What to do: In the records below, find each line holding the word "country" and copy it.

[Start of Attachment]

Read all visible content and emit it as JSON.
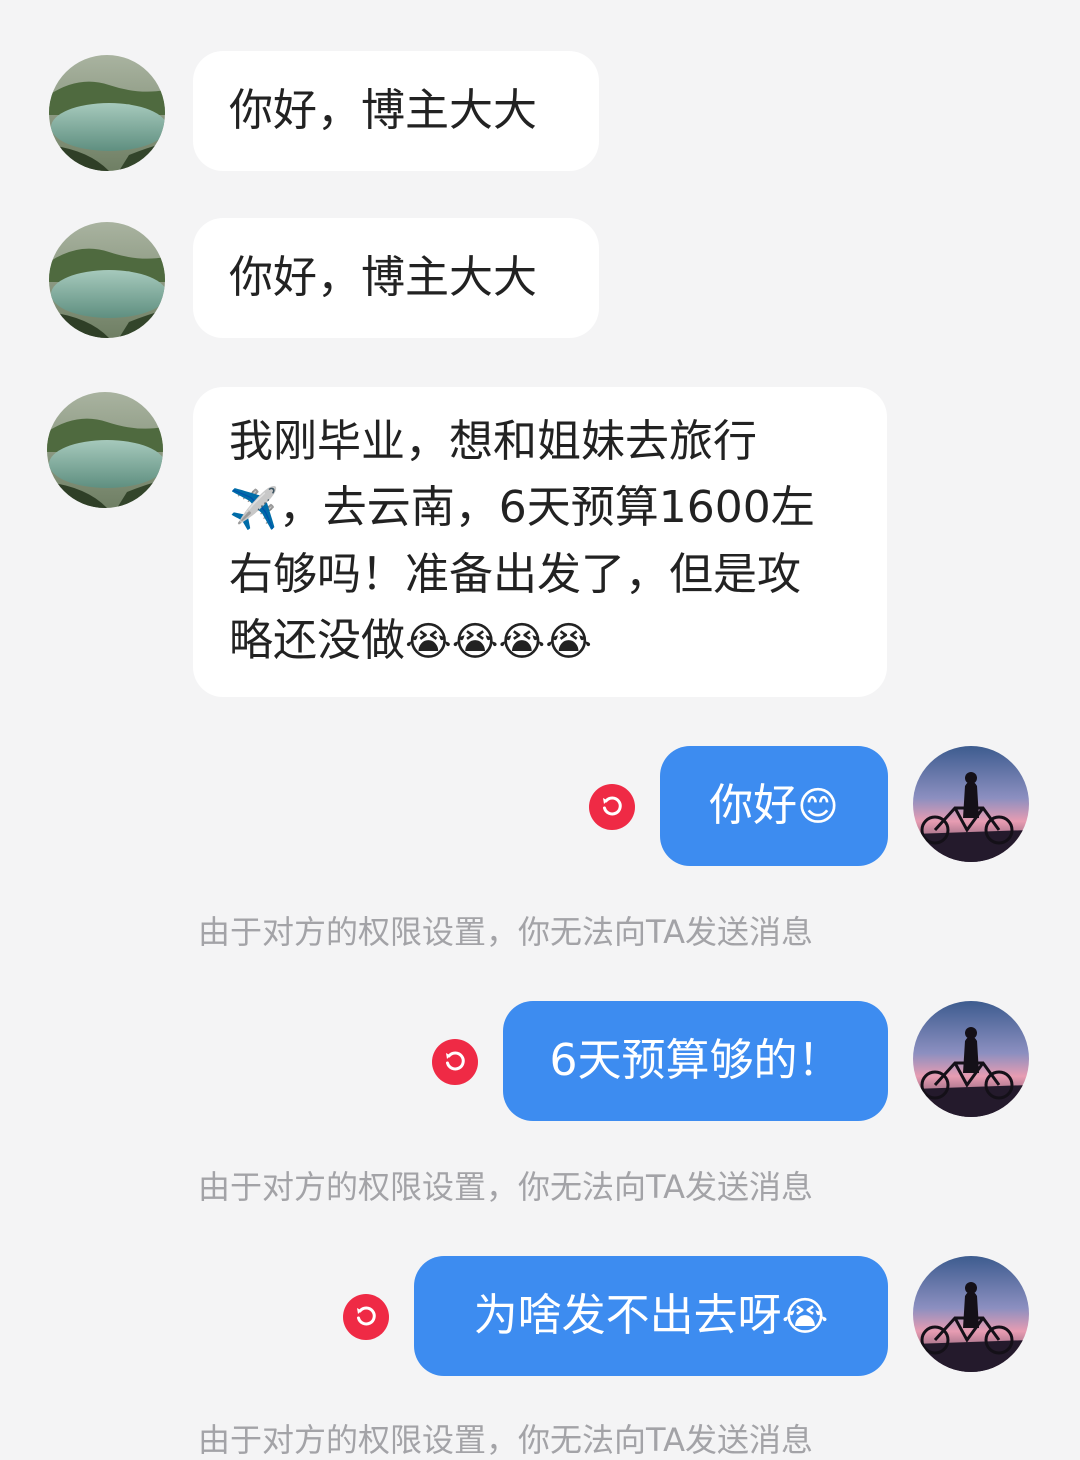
{
  "messages": [
    {
      "side": "received",
      "text": "你好，博主大大",
      "avatar": "lake-avatar"
    },
    {
      "side": "received",
      "text": "你好，博主大大",
      "avatar": "lake-avatar"
    },
    {
      "side": "received",
      "line1": "我刚毕业，想和姐妹去旅行",
      "line2_emoji": "✈️",
      "line2": "，去云南，6天预算1600左",
      "line3": "右够吗！准备出发了，但是攻",
      "line4": "略还没做",
      "line4_emoji": "😭😭😭😭",
      "avatar": "lake-avatar"
    },
    {
      "side": "sent",
      "text": "你好",
      "emoji": "😊",
      "status": "failed",
      "avatar": "bicycle-sunset-avatar"
    },
    {
      "side": "sent",
      "text": "6天预算够的！",
      "status": "failed",
      "avatar": "bicycle-sunset-avatar"
    },
    {
      "side": "sent",
      "text": "为啥发不出去呀",
      "emoji": "😭",
      "status": "failed",
      "avatar": "bicycle-sunset-avatar"
    }
  ],
  "system_notice": "由于对方的权限设置，你无法向TA发送消息",
  "colors": {
    "background": "#f4f4f5",
    "received_bubble": "#ffffff",
    "sent_bubble": "#3d8cf0",
    "retry_badge": "#ef2a45",
    "notice_text": "#a3a3a7"
  },
  "icons": {
    "retry": "retry-icon"
  }
}
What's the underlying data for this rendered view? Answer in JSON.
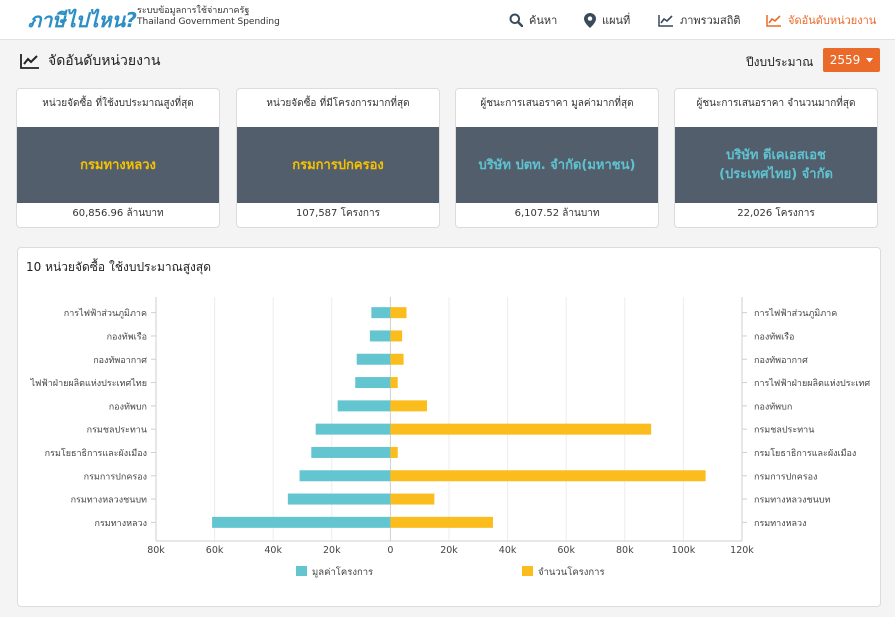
{
  "brand": {
    "title": "ภาษีไปไหน?",
    "sub_line1": "ระบบข้อมูลการใช้จ่ายภาครัฐ",
    "sub_line2": "Thailand Government Spending"
  },
  "nav": {
    "search": "ค้นหา",
    "map": "แผนที่",
    "overview": "ภาพรวมสถิติ",
    "ranking": "จัดอันดับหน่วยงาน"
  },
  "section_title": "จัดอันดับหน่วยงาน",
  "year": {
    "label": "ปีงบประมาณ",
    "value": "2559"
  },
  "cards": [
    {
      "title": "หน่วยจัดซื้อ ที่ใช้งบประมาณสูงที่สุด",
      "name": "กรมทางหลวง",
      "value": "60,856.96 ล้านบาท"
    },
    {
      "title": "หน่วยจัดซื้อ ที่มีโครงการมากที่สุด",
      "name": "กรมการปกครอง",
      "value": "107,587 โครงการ"
    },
    {
      "title": "ผู้ชนะการเสนอราคา มูลค่ามากที่สุด",
      "name": "บริษัท ปตท. จำกัด(มหาชน)",
      "value": "6,107.52 ล้านบาท"
    },
    {
      "title": "ผู้ชนะการเสนอราคา จำนวนมากที่สุด",
      "name": "บริษัท ดีเคเอสเอช (ประเทศไทย) จำกัด",
      "value": "22,026 โครงการ"
    }
  ],
  "colors": {
    "accent": "#ea6a2a",
    "teal": "#63c5cf",
    "yellow": "#fbbd1e",
    "card_bg": "#535e6c"
  },
  "chart_data": {
    "type": "bar",
    "title": "10 หน่วยจัดซื้อ ใช้งบประมาณสูงสุด",
    "categories_left": [
      "การไฟฟ้าส่วนภูมิภาค",
      "กองทัพเรือ",
      "กองทัพอากาศ",
      "ไฟฟ้าฝ่ายผลิตแห่งประเทศไทย",
      "กองทัพบก",
      "กรมชลประทาน",
      "กรมโยธาธิการและผังเมือง",
      "กรมการปกครอง",
      "กรมทางหลวงชนบท",
      "กรมทางหลวง"
    ],
    "categories_right": [
      "การไฟฟ้าส่วนภูมิภาค",
      "กองทัพเรือ",
      "กองทัพอากาศ",
      "การไฟฟ้าฝ่ายผลิตแห่งประเทศ",
      "กองทัพบก",
      "กรมชลประทาน",
      "กรมโยธาธิการและผังเมือง",
      "กรมการปกครอง",
      "กรมทางหลวงชนบท",
      "กรมทางหลวง"
    ],
    "series": [
      {
        "name": "มูลค่าโครงการ",
        "color": "#63c5cf",
        "values": [
          6500,
          7000,
          11500,
          12000,
          18000,
          25500,
          27000,
          31000,
          35000,
          60857
        ]
      },
      {
        "name": "จำนวนโครงการ",
        "color": "#fbbd1e",
        "values": [
          5500,
          4000,
          4500,
          2500,
          12500,
          89000,
          2500,
          107587,
          15000,
          35000
        ]
      }
    ],
    "xlim": [
      -80000,
      120000
    ],
    "xticks": [
      -80000,
      -60000,
      -40000,
      -20000,
      0,
      20000,
      40000,
      60000,
      80000,
      100000,
      120000
    ],
    "xtick_labels": [
      "80k",
      "60k",
      "40k",
      "20k",
      "0",
      "20k",
      "40k",
      "60k",
      "80k",
      "100k",
      "120k"
    ],
    "legend": "bottom",
    "grid": true
  }
}
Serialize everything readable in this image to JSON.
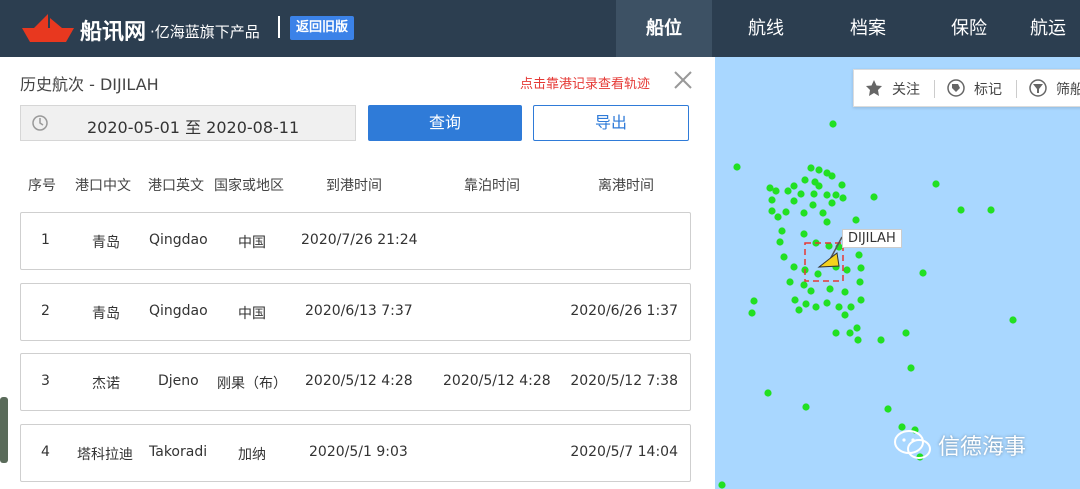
{
  "header": {
    "brand": "船讯网",
    "brand_sub": "·亿海蓝旗下产品",
    "old_version_button": "返回旧版",
    "nav": [
      "船位",
      "航线",
      "档案",
      "保险",
      "航运"
    ]
  },
  "panel": {
    "title": "历史航次 - DIJILAH",
    "hint": "点击靠港记录查看轨迹",
    "date_range": "2020-05-01 至 2020-08-11",
    "query_button": "查询",
    "export_button": "导出",
    "columns": [
      "序号",
      "港口中文",
      "港口英文",
      "国家或地区",
      "到港时间",
      "靠泊时间",
      "离港时间"
    ],
    "rows": [
      {
        "no": "1",
        "cn": "青岛",
        "en": "Qingdao",
        "country": "中国",
        "arrive": "2020/7/26 21:24",
        "berth": "",
        "depart": ""
      },
      {
        "no": "2",
        "cn": "青岛",
        "en": "Qingdao",
        "country": "中国",
        "arrive": "2020/6/13 7:37",
        "berth": "",
        "depart": "2020/6/26 1:37"
      },
      {
        "no": "3",
        "cn": "杰诺",
        "en": "Djeno",
        "country": "刚果（布）",
        "arrive": "2020/5/12 4:28",
        "berth": "2020/5/12 4:28",
        "depart": "2020/5/12 7:38"
      },
      {
        "no": "4",
        "cn": "塔科拉迪",
        "en": "Takoradi",
        "country": "加纳",
        "arrive": "2020/5/1 9:03",
        "berth": "",
        "depart": "2020/5/7 14:04"
      }
    ]
  },
  "map": {
    "toolbar": [
      "关注",
      "标记",
      "筛船"
    ],
    "ship_label": "DIJILAH",
    "watermark": "信德海事",
    "colors": {
      "sea": "#a9d7ff",
      "ship_dot": "#22e022",
      "ship_marker": "#f5d21e",
      "highlight": "#e53935"
    }
  }
}
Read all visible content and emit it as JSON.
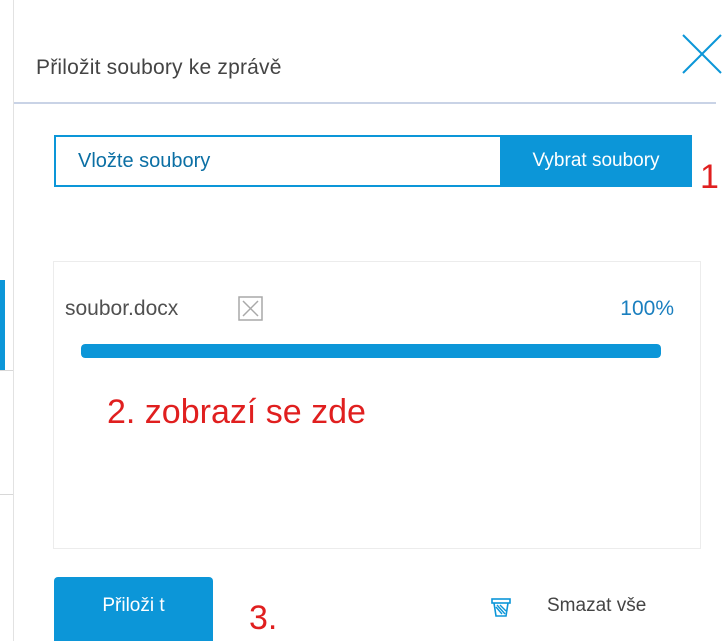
{
  "dialog": {
    "title": "Přiložit soubory ke zprávě"
  },
  "upload": {
    "drop_placeholder": "Vložte soubory",
    "choose_label": "Vybrat soubory"
  },
  "files": [
    {
      "name": "soubor.docx",
      "progress_text": "100%",
      "progress": 1.0
    }
  ],
  "footer": {
    "attach_label": "Přiloži t",
    "clear_all_label": "Smazat vše"
  },
  "annotations": {
    "step1": "1",
    "step2": "2. zobrazí se zde",
    "step3": "3."
  },
  "icons": {
    "close": "close-x-icon",
    "remove_file": "remove-file-icon",
    "clear_all": "trash-icon"
  },
  "colors": {
    "accent": "#0c96d8",
    "annotation": "#e01f1f",
    "header_line": "#c9d3e6"
  }
}
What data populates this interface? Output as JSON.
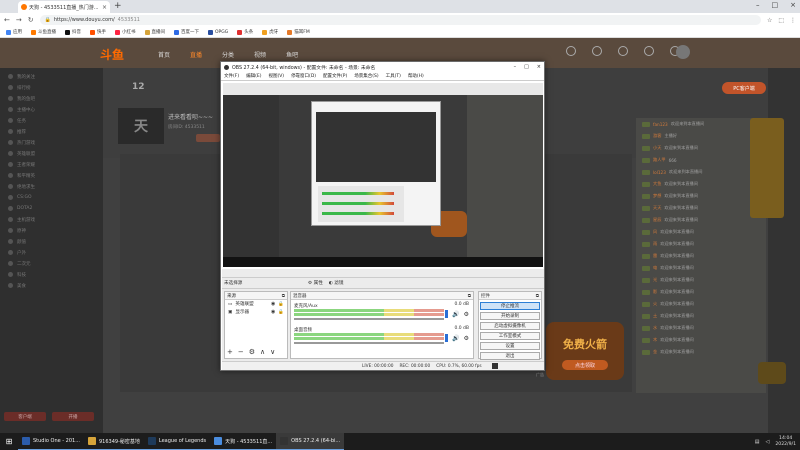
{
  "browser": {
    "tab_title": "天狗 - 4533511直播_热门游...",
    "url_scheme": "https://www.douyu.com/",
    "url_path": "4533511",
    "bookmarks": [
      "应用",
      "斗鱼直播",
      "抖音",
      "快手",
      "小红书",
      "直播间",
      "百度一下",
      "OPGG",
      "头条",
      "虎牙",
      "猫耳FM"
    ]
  },
  "douyu": {
    "logo": "斗鱼",
    "nav": [
      "首页",
      "直播",
      "分类",
      "视频",
      "鱼吧"
    ],
    "active_nav_index": 1,
    "pc_button": "PC客户端",
    "sidebar_items": [
      "我的关注",
      "排行榜",
      "我的鱼吧",
      "主播中心",
      "任务",
      "推荐",
      "热门游戏",
      "英雄联盟",
      "王者荣耀",
      "和平精英",
      "绝地求生",
      "CS:GO",
      "DOTA2",
      "主机游戏",
      "原神",
      "颜值",
      "户外",
      "二次元",
      "科技",
      "美食"
    ],
    "sidebar_buttons": [
      "客户端",
      "开播"
    ],
    "fans_count": "12",
    "streamer_title": "进来看看呗~~~",
    "streamer_id": "房间ID: 4533511",
    "streamer_avatar_text": "天",
    "chat_messages": [
      {
        "name": "fan123",
        "msg": "欢迎来到本直播间"
      },
      {
        "name": "游客",
        "msg": "主播好"
      },
      {
        "name": "小天",
        "msg": "欢迎来到本直播间"
      },
      {
        "name": "路人甲",
        "msg": "666"
      },
      {
        "name": "lol123",
        "msg": "欢迎来到本直播间"
      },
      {
        "name": "大鱼",
        "msg": "欢迎来到本直播间"
      },
      {
        "name": "梦想",
        "msg": "欢迎来到本直播间"
      },
      {
        "name": "天天",
        "msg": "欢迎来到本直播间"
      },
      {
        "name": "星辰",
        "msg": "欢迎来到本直播间"
      },
      {
        "name": "风",
        "msg": "欢迎来到本直播间"
      },
      {
        "name": "雨",
        "msg": "欢迎来到本直播间"
      },
      {
        "name": "雷",
        "msg": "欢迎来到本直播间"
      },
      {
        "name": "电",
        "msg": "欢迎来到本直播间"
      },
      {
        "name": "光",
        "msg": "欢迎来到本直播间"
      },
      {
        "name": "影",
        "msg": "欢迎来到本直播间"
      },
      {
        "name": "火",
        "msg": "欢迎来到本直播间"
      },
      {
        "name": "土",
        "msg": "欢迎来到本直播间"
      },
      {
        "name": "水",
        "msg": "欢迎来到本直播间"
      },
      {
        "name": "木",
        "msg": "欢迎来到本直播间"
      },
      {
        "name": "金",
        "msg": "欢迎来到本直播间"
      }
    ],
    "rocket_ad_title": "免费火箭",
    "rocket_ad_button": "点击领取",
    "ad_label": "广告"
  },
  "obs": {
    "title": "OBS 27.2.4 (64-bit, windows) - 配置文件: 未命名 - 场景: 未命名",
    "menu": [
      "文件(F)",
      "编辑(E)",
      "视图(V)",
      "停靠窗口(D)",
      "配置文件(P)",
      "场景集合(S)",
      "工具(T)",
      "帮助(H)"
    ],
    "scene_label": "未选择源",
    "scene_buttons": [
      "属性",
      "滤镜"
    ],
    "sources_title": "来源",
    "sources": [
      "英雄联盟",
      "显示器"
    ],
    "mixer_title": "混音器",
    "mixer": [
      {
        "name": "麦克风/Aux",
        "db": "0.0 dB"
      },
      {
        "name": "桌面音频",
        "db": "0.0 dB"
      }
    ],
    "controls_title": "控件",
    "controls": [
      "停止推流",
      "开始录制",
      "启动虚拟摄像机",
      "工作室模式",
      "设置",
      "退出"
    ],
    "active_control_index": 0,
    "status": {
      "live": "LIVE: 00:00:00",
      "rec": "REC: 00:00:00",
      "cpu": "CPU: 0.7%, 60.00 fps"
    }
  },
  "taskbar": {
    "items": [
      {
        "label": "Studio One - 201...",
        "color": "#2b5cab"
      },
      {
        "label": "916349-秘密基地",
        "color": "#d6a43a"
      },
      {
        "label": "League of Legends",
        "color": "#1e3a5a"
      },
      {
        "label": "天狗 - 4533511直...",
        "color": "#4a8de0"
      },
      {
        "label": "OBS 27.2.4 (64-bi...",
        "color": "#333333"
      }
    ],
    "active_index": 4,
    "time": "14:04",
    "date": "2022/9/1"
  }
}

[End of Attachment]

Written response:
        "country": "中国",
        "country": "中国",
        "country": "刚果（布）",
        "country": "加纳",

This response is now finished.